* **RECORDS FOR THE EXERCISE**
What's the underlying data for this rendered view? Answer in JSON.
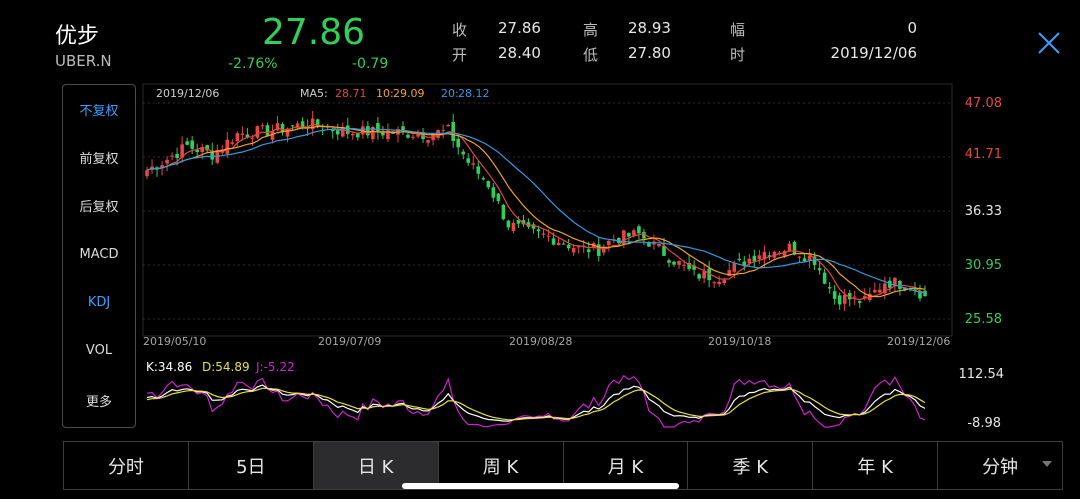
{
  "header": {
    "name": "优步",
    "ticker": "UBER.N",
    "price": "27.86",
    "change_pct": "-2.76%",
    "change": "-0.79",
    "close_label": "收",
    "close_value": "27.86",
    "open_label": "开",
    "open_value": "28.40",
    "high_label": "高",
    "high_value": "28.93",
    "low_label": "低",
    "low_value": "27.80",
    "amp_label": "幅",
    "amp_value": "0",
    "time_label": "时",
    "time_value": "2019/12/06"
  },
  "colors": {
    "up": "#e84545",
    "down": "#2fd05a",
    "ma5": "#e84545",
    "ma10": "#f0a422",
    "ma20": "#2f9be0",
    "k": "#ffffff",
    "d": "#e8e035",
    "j": "#d020d0",
    "accent": "#3aa0ff"
  },
  "sidebar": {
    "items": [
      {
        "label": "不复权",
        "active": true
      },
      {
        "label": "前复权"
      },
      {
        "label": "后复权"
      },
      {
        "label": "MACD"
      },
      {
        "label": "KDJ",
        "active": true
      },
      {
        "label": "VOL"
      },
      {
        "label": "更多"
      }
    ]
  },
  "main_chart": {
    "date_label": "2019/12/06",
    "ma5_label": "MA5:",
    "ma5_value": "28.71",
    "ma10_label": "10:",
    "ma10_value": "29.09",
    "ma20_label": "20:",
    "ma20_value": "28.12",
    "y_ticks": [
      "47.08",
      "41.71",
      "36.33",
      "30.95",
      "25.58"
    ]
  },
  "x_ticks": [
    "2019/05/10",
    "2019/07/09",
    "2019/08/28",
    "2019/10/18",
    "2019/12/06"
  ],
  "kdj": {
    "k_label": "K:34.86",
    "d_label": "D:54.89",
    "j_label": "J:-5.22",
    "y_max": "112.54",
    "y_min": "-8.98"
  },
  "tabs": [
    {
      "label": "分时"
    },
    {
      "label": "5日"
    },
    {
      "label": "日 K",
      "active": true
    },
    {
      "label": "周 K"
    },
    {
      "label": "月 K"
    },
    {
      "label": "季 K"
    },
    {
      "label": "年 K"
    },
    {
      "label": "分钟",
      "dropdown": true
    }
  ],
  "chart_data": [
    {
      "type": "candlestick",
      "title": "",
      "x_range": [
        "2019/05/10",
        "2019/12/06"
      ],
      "ylim": [
        25.58,
        47.08
      ],
      "y_ticks": [
        47.08,
        41.71,
        36.33,
        30.95,
        25.58
      ],
      "close_path": [
        [
          0,
          40.4
        ],
        [
          4,
          41.5
        ],
        [
          8,
          42.8
        ],
        [
          13,
          42.0
        ],
        [
          18,
          44.0
        ],
        [
          24,
          44.3
        ],
        [
          32,
          45.0
        ],
        [
          40,
          44.2
        ],
        [
          48,
          44.2
        ],
        [
          56,
          44.0
        ],
        [
          60,
          44.3
        ],
        [
          64,
          41.2
        ],
        [
          68,
          39.0
        ],
        [
          72,
          35.0
        ],
        [
          76,
          34.2
        ],
        [
          80,
          33.8
        ],
        [
          86,
          32.6
        ],
        [
          90,
          32.5
        ],
        [
          93,
          33.6
        ],
        [
          98,
          34.0
        ],
        [
          104,
          31.8
        ],
        [
          109,
          30.0
        ],
        [
          114,
          29.8
        ],
        [
          118,
          31.0
        ],
        [
          122,
          32.2
        ],
        [
          128,
          32.7
        ],
        [
          133,
          31.5
        ],
        [
          137,
          27.7
        ],
        [
          140,
          27.6
        ],
        [
          143,
          27.3
        ],
        [
          147,
          29.3
        ],
        [
          152,
          29.0
        ],
        [
          155,
          27.86
        ]
      ],
      "ma5_last": 28.71,
      "ma10_last": 29.09,
      "ma20_last": 28.12
    },
    {
      "type": "line",
      "title": "KDJ",
      "ylim": [
        -8.98,
        112.54
      ],
      "series": [
        {
          "name": "K",
          "last": 34.86
        },
        {
          "name": "D",
          "last": 54.89
        },
        {
          "name": "J",
          "last": -5.22
        }
      ]
    }
  ]
}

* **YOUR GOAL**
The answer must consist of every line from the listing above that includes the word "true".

* **YOUR SOLUTION**
        "active": true
        "active": true
      "active": true
      "dropdown": true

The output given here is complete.